About this task: Write out the entries verbatim and leave the images out of the copy.

Data about app and page elements:
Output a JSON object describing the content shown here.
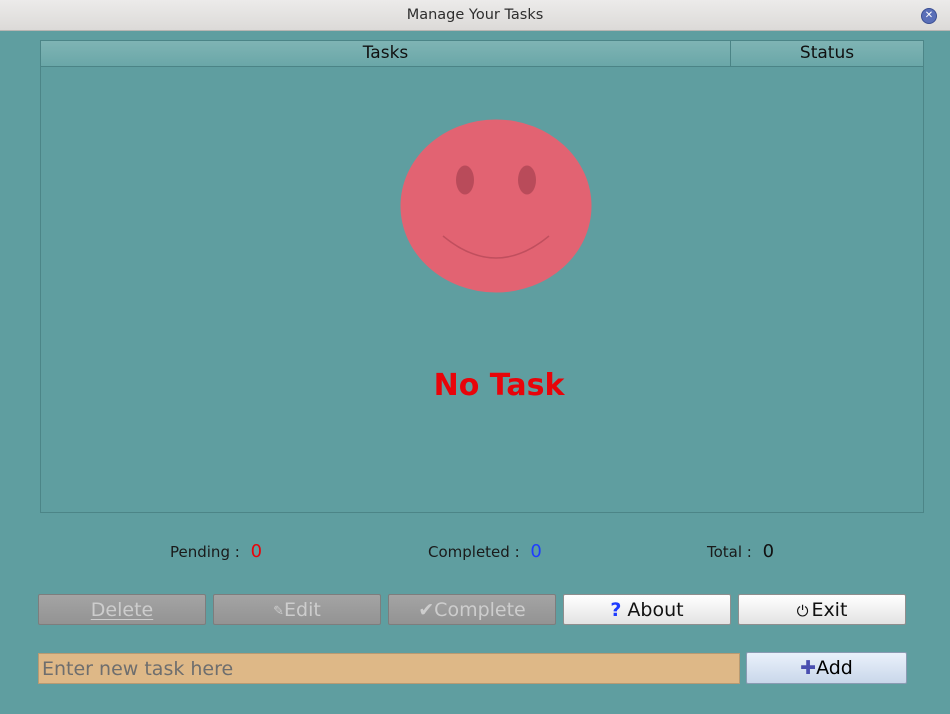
{
  "window": {
    "title": "Manage Your Tasks",
    "close_icon": "close-icon"
  },
  "table": {
    "columns": [
      "Tasks",
      "Status"
    ],
    "rows": [],
    "empty_message": "No Task",
    "empty_icon": "smiley-face-icon"
  },
  "stats": {
    "pending_label": "Pending :",
    "pending_value": "0",
    "completed_label": "Completed :",
    "completed_value": "0",
    "total_label": "Total :",
    "total_value": "0"
  },
  "buttons": {
    "delete": {
      "label": "Delete",
      "mnemonic": "D",
      "enabled": false
    },
    "edit": {
      "label": "Edit",
      "mnemonic": "E",
      "icon": "pencil-icon",
      "enabled": false
    },
    "complete": {
      "label": "Complete",
      "mnemonic": "C",
      "icon": "checkmark-icon",
      "enabled": false
    },
    "about": {
      "label": "About",
      "mnemonic": "b",
      "icon": "question-mark-icon",
      "enabled": true
    },
    "exit": {
      "label": "Exit",
      "mnemonic": "x",
      "icon": "power-icon",
      "enabled": true
    },
    "add": {
      "label": "Add",
      "mnemonic": "A",
      "icon": "plus-icon",
      "enabled": true
    }
  },
  "input": {
    "placeholder": "Enter new task here",
    "value": ""
  },
  "colors": {
    "background": "#5f9ea0",
    "pending_value": "#e8040a",
    "completed_value": "#1f3cff",
    "total_value": "#111111",
    "no_task_text": "#e8040a",
    "smiley_face": "#e26372",
    "input_background": "#deb887"
  }
}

Answer space:
Output a JSON object describing the content shown here.
{
  "window": {
    "title": "Manage Your Tasks",
    "close_icon": "close-icon"
  },
  "table": {
    "columns": [
      "Tasks",
      "Status"
    ],
    "rows": [],
    "empty_message": "No Task",
    "empty_icon": "smiley-face-icon"
  },
  "stats": {
    "pending_label": "Pending :",
    "pending_value": "0",
    "completed_label": "Completed :",
    "completed_value": "0",
    "total_label": "Total :",
    "total_value": "0"
  },
  "buttons": {
    "delete": {
      "label": "Delete",
      "mnemonic": "D",
      "enabled": false
    },
    "edit": {
      "label": "Edit",
      "mnemonic": "E",
      "icon": "pencil-icon",
      "enabled": false
    },
    "complete": {
      "label": "Complete",
      "mnemonic": "C",
      "icon": "checkmark-icon",
      "enabled": false
    },
    "about": {
      "label": "About",
      "mnemonic": "b",
      "icon": "question-mark-icon",
      "enabled": true
    },
    "exit": {
      "label": "Exit",
      "mnemonic": "x",
      "icon": "power-icon",
      "enabled": true
    },
    "add": {
      "label": "Add",
      "mnemonic": "A",
      "icon": "plus-icon",
      "enabled": true
    }
  },
  "input": {
    "placeholder": "Enter new task here",
    "value": ""
  },
  "colors": {
    "background": "#5f9ea0",
    "pending_value": "#e8040a",
    "completed_value": "#1f3cff",
    "total_value": "#111111",
    "no_task_text": "#e8040a",
    "smiley_face": "#e26372",
    "input_background": "#deb887"
  }
}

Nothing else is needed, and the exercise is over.